Nonprofit officials are catching their breath after a holiday season in which some organizations helped record numbers of people.
Mission Arlington gave toys to 35,000 low-income children through its Christmas Store, the most people it has ever served, said Tillie Burgin, executive director.
Just a few years ago, fewer than 30,000 children were getting toys, she said.
"The holidays were a time of crisis for many, many people this year," Burgin said. "Every family we helped was able to keep that money they would have spent on gifts and use it for rent, bills and food."
Christmas and Thanksgiving programs at GRACE gave away over $60,000 in food during each holiday, increases of more than $10,000 from the 2010 holidays, an official said.
GRACE's Christmas Cottage program, which supplies gifts for qualified families, helped 1,615 children, 400 more than the previous year.
The increases are hardly a surprise, said Mark Woolverton, a GRACE spokesman.
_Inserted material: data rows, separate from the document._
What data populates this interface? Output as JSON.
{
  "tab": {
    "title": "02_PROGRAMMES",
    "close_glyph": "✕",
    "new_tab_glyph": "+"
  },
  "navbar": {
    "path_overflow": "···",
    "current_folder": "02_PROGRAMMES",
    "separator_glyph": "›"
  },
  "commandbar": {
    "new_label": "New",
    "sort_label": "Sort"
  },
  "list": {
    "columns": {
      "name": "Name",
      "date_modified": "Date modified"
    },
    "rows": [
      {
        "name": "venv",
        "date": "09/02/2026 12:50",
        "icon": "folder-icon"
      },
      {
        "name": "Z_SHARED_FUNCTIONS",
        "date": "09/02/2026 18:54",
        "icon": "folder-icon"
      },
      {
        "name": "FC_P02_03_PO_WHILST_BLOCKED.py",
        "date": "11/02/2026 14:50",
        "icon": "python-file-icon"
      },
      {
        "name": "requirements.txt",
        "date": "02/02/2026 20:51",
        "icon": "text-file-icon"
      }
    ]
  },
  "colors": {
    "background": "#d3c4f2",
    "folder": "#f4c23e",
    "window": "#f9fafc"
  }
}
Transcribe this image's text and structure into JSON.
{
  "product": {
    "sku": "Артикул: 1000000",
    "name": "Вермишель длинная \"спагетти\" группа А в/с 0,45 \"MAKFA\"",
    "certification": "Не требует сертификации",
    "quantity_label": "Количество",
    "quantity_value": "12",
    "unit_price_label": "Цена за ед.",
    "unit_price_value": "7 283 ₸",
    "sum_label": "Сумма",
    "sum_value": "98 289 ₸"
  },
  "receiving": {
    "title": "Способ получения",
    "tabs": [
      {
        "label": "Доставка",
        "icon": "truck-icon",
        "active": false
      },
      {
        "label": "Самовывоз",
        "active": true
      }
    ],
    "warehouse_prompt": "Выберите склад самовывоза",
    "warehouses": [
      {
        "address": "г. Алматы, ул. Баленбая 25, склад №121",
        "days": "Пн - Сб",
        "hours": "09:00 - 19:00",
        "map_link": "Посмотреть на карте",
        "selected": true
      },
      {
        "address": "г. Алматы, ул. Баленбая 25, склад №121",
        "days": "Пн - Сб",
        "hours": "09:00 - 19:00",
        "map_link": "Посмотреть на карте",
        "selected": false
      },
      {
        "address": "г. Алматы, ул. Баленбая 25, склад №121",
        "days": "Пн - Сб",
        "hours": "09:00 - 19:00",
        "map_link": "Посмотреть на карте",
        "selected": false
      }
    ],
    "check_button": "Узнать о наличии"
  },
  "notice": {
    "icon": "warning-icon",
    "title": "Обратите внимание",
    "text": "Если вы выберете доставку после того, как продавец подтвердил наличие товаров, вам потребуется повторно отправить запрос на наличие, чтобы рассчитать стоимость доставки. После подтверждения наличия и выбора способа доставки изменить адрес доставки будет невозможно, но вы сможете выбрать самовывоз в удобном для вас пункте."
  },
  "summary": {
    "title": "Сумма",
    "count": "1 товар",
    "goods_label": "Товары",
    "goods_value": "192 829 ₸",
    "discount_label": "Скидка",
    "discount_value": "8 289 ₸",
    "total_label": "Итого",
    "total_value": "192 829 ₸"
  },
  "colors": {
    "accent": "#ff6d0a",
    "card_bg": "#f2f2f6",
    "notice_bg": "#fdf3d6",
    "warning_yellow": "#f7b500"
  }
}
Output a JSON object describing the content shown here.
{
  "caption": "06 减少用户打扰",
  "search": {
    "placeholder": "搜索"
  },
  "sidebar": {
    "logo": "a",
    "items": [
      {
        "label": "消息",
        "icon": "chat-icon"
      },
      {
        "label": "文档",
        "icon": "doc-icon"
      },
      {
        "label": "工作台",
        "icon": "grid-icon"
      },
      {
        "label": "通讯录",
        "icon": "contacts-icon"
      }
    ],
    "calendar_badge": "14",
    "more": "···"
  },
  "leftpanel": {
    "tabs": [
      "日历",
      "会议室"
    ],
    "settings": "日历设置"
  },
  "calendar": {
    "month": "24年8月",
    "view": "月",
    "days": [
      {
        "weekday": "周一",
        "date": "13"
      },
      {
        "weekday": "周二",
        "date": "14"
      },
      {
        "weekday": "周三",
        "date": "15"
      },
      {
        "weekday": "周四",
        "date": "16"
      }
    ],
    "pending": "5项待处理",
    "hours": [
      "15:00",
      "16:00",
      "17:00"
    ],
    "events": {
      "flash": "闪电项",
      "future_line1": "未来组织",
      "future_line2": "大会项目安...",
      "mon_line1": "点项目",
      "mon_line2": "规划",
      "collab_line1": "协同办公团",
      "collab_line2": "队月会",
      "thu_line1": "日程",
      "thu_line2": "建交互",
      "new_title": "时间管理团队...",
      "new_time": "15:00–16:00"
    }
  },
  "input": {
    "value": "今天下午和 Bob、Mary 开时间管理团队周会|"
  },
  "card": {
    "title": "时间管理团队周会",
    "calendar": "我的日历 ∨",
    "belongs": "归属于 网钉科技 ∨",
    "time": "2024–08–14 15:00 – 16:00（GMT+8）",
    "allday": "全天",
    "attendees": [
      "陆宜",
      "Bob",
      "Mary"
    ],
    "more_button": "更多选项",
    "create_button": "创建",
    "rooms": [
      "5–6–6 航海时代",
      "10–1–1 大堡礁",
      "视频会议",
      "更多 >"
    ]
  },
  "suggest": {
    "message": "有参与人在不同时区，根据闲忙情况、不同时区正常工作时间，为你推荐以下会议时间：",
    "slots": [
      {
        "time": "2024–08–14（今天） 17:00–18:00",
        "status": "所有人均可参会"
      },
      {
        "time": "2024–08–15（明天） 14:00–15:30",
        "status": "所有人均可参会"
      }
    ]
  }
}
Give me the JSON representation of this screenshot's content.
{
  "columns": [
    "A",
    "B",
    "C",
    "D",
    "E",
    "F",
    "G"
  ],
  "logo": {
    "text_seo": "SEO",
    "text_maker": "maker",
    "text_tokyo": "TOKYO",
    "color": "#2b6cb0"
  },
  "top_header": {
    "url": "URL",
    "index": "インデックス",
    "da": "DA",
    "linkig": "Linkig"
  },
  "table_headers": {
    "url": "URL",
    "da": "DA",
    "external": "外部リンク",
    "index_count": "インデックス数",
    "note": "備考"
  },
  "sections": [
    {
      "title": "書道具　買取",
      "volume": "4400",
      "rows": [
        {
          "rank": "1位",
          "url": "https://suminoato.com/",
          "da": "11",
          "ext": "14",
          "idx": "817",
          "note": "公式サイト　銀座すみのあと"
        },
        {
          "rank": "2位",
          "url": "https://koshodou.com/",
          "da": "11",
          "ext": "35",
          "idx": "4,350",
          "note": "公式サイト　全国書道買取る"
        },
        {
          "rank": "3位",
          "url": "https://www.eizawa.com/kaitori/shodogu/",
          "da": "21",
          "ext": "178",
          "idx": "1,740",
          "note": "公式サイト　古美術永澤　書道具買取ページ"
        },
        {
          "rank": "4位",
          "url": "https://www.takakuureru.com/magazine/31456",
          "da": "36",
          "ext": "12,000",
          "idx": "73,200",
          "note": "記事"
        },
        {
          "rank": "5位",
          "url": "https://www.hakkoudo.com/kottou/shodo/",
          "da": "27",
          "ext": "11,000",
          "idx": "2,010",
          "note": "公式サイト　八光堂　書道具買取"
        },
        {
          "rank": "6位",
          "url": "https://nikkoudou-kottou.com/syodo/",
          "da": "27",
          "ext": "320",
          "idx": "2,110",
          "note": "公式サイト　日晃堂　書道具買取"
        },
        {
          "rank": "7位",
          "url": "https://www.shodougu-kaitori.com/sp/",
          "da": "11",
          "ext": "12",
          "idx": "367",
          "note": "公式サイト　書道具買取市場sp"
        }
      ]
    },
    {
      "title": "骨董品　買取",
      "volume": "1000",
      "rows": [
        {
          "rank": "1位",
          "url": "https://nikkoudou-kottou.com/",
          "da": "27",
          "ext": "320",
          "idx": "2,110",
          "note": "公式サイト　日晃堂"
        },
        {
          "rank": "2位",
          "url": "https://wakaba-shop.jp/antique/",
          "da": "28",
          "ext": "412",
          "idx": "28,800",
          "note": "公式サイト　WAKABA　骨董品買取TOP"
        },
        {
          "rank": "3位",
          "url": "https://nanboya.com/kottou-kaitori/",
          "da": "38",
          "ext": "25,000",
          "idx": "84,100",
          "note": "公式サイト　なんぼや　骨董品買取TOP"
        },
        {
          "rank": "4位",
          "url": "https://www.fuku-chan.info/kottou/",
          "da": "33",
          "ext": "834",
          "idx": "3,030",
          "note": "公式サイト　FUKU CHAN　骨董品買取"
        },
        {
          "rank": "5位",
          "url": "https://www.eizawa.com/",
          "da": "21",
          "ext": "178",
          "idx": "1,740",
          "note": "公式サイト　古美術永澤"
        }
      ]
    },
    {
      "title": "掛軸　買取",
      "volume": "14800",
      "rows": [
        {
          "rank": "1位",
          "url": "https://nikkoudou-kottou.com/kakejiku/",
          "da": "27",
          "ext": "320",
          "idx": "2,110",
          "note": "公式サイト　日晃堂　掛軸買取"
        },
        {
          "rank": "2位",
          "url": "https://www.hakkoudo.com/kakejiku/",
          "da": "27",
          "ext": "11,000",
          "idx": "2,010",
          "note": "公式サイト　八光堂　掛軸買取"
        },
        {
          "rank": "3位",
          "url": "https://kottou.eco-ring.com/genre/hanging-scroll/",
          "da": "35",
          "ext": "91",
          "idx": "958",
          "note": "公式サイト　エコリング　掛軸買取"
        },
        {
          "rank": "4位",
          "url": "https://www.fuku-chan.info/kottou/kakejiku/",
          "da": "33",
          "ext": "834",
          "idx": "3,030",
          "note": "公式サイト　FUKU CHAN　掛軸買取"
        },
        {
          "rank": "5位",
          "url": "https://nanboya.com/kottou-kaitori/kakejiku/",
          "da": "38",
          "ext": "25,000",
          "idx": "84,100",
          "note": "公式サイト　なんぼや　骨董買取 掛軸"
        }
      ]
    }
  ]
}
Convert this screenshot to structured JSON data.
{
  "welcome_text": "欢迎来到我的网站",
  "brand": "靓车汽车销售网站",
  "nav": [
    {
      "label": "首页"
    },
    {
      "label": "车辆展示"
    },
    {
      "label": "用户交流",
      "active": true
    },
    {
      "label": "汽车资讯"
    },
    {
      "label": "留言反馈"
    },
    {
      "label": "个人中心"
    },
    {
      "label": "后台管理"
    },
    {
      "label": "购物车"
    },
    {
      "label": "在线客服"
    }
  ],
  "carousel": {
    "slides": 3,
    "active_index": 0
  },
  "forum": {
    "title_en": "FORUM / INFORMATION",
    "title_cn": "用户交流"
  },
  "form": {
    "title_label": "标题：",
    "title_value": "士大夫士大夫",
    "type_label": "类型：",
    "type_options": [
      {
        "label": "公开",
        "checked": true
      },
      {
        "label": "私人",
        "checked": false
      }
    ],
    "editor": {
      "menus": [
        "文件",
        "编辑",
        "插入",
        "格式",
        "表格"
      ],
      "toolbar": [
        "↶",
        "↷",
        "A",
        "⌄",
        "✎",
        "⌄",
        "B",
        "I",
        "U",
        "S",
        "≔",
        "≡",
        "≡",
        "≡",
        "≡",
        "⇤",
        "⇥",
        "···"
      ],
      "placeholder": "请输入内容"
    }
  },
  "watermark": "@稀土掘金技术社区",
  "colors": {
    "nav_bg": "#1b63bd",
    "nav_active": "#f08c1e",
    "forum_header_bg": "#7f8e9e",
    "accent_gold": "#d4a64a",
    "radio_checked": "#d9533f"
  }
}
The level of need is obvious on the first of every month when people come to the agency for emergency help with rent and utilities.
"The line grows longer every month and has been growing and accelerating all last year," he said.
More seeking help
At Catholic Charities Fort Worth, a moratorium on the arrival of refugees -- mostly due to the closure of government and nonprofit offices during the holidays -- in the last two weeks of December allowed the organization to focus on the seasonal needs of existing clients, said John Machado, director of refugee services.
The organization serves as a distribution site for DFW Metroplex Toys for Tots and saw one-third more families visit the site than the previous year, according to Catholic Charities officials. Overall, Toys for Tots, which serves 14 counties, received 17,000 more toy requests than in 2010.
Some charities faced challenges meeting their clients' needs. Fewer agencies delivered holiday food baskets because the charities couldn't afford the extra food or didn't have enough volunteers to pick it up from the Tarrant Area Food Bank, said Andrea Helms, food bank spokeswoman.
"A growing trend among the older, retired volunteers is that they travel to their children's homes for the holidays rather than the grown children and their families going to grandmother's house," Helms said. "This especially affects the smaller church pantries."
Other organizations found success in social media.
The Cornerstone Assistance Network helped 150 families through its holiday program, which matches low-income families with groups and individuals who buy Christmas gifts for them, CEO Mike Doyle said.
That's about the same number the organization has helped in recent years, he said.
The difference this time was that the organization used social media to pair the families with their donors. It paid off, he said.
"We weren't scrambling around trying to find someone to adopt the last of our families, like we usually are," he said. "We used Facebook and other ways of connecting them. As an older guy, I was a little skeptical how much social media would help, but it really worked well."
Doyle said that although need remains high, so does the public's willingness to help.
"We ended up with more toys than we could give away because we got a bunch come in right before we left for the holidays," Doyle said.
"It was really nice being able to help everyone who needed it."
Alex Branch, 817-390-7689